Bain & Company expects investment deals in Southeast Asia to total US$70 billion over the next five years, double the amount of the previous five years.
The consulting firm’s research also shows that the region will produce at least 10 new “unicorns”, companies that rapidly achieve market valuations of US$1 billion or more by 2024.
Bain noted that the number of companies in Indonesia raising a first round of funding in 2017 rose more than 300% from 2012. Together, Indonesia and Vietnam generated 20% of the region’s private equity deal value over the past five years, and is likely to grow further.
The hottest Southeast Asian market outside of Singapore will be Indonesia and Vietnam, according to nearly 90% of investors in a recent Bain survey.
“Investment in Southeast Asia over the past decade has been surprisingly low, given the region’s average economic growth of 7% a year, a burgeoning middle class and a rapidly growing pool of digital natives — conditions that ignited a powerful investment dynamic in the ASEAN countries” said Bain’s senior adviser in Southeast Asia, Suvir Varma.
“By contrast, private equity investment in this region hovered for years between roughly US$6 billion and US$9 billion. As a result, the tipping point took longer to reach, but years of having the right conditions in place helped speed the transition to this next phase of growth,” Varma added.
Bain highlighted that in 2017, the number of recorded venture capital deals rose to 524, four times the level of 2012, and private equity deal value rose 75% to US$15 billion.
More than 1,300 start-ups in Southeast Asia received a first round of seed, or Series A, financing since 2011, including 261 in 2017 — five times the level of 2011.
These factors have contributed to higher investment activity in the region.
Japan and Southeast Asia saw the biggest gains last year. Investment deal value in Japan rose to $25 billion—up 269% over the average from 2012 to 2016, and Southeast Asia deal value jumped to $20 billion, an increase of 182% over the same five-year average.
“Investing in Southeast Asia is taking off, but new challenges — notably intensifying competition and rising valuations, which are at their highest level in a decade — will require investors to tread carefully,” said Bain & Company principal Alex Boulton.

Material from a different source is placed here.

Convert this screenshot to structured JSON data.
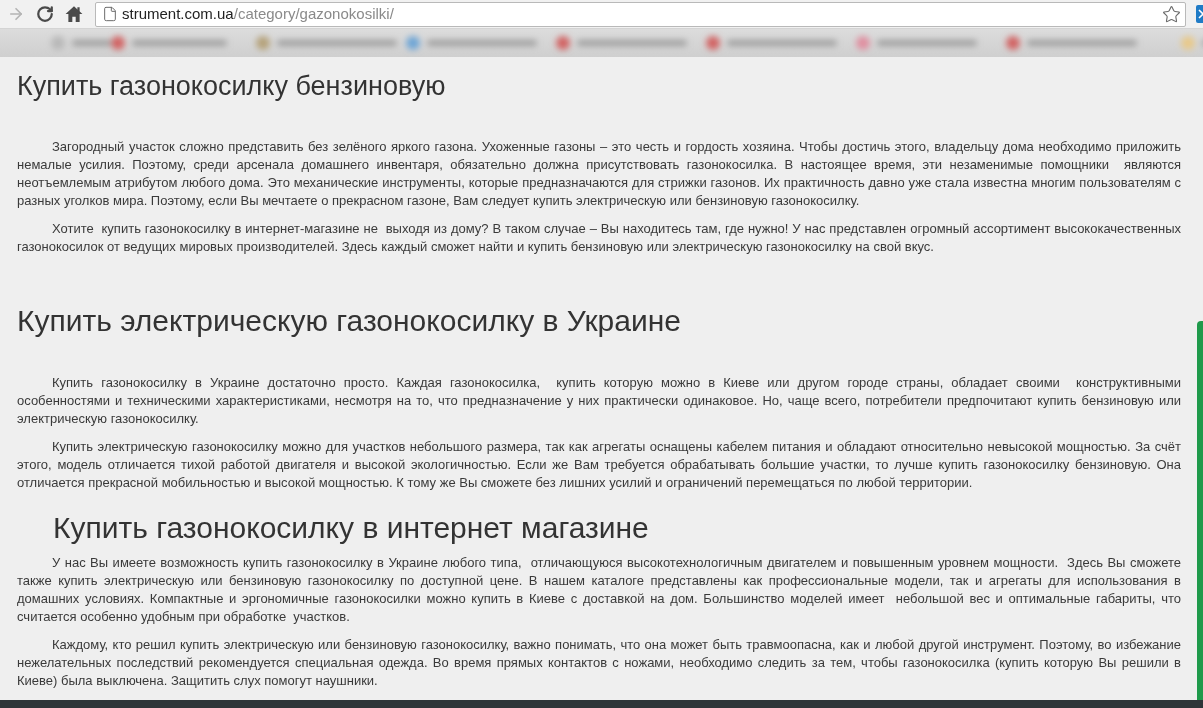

“At the same time, uncertainty about global economic growth is rising, and new technologies are accelerating disruption across many industries, which could turn up the pressure in sectors such as healthcare and medtech,” Boulton added.
Bain’s research also shows that those that succeed in adding significant value to their companies share a common approach based on four principals: taking an Asean perspective when evaluating deals, identifying the right talent, building commercial excellence to boost organic growth, and fully utilising digital technologies.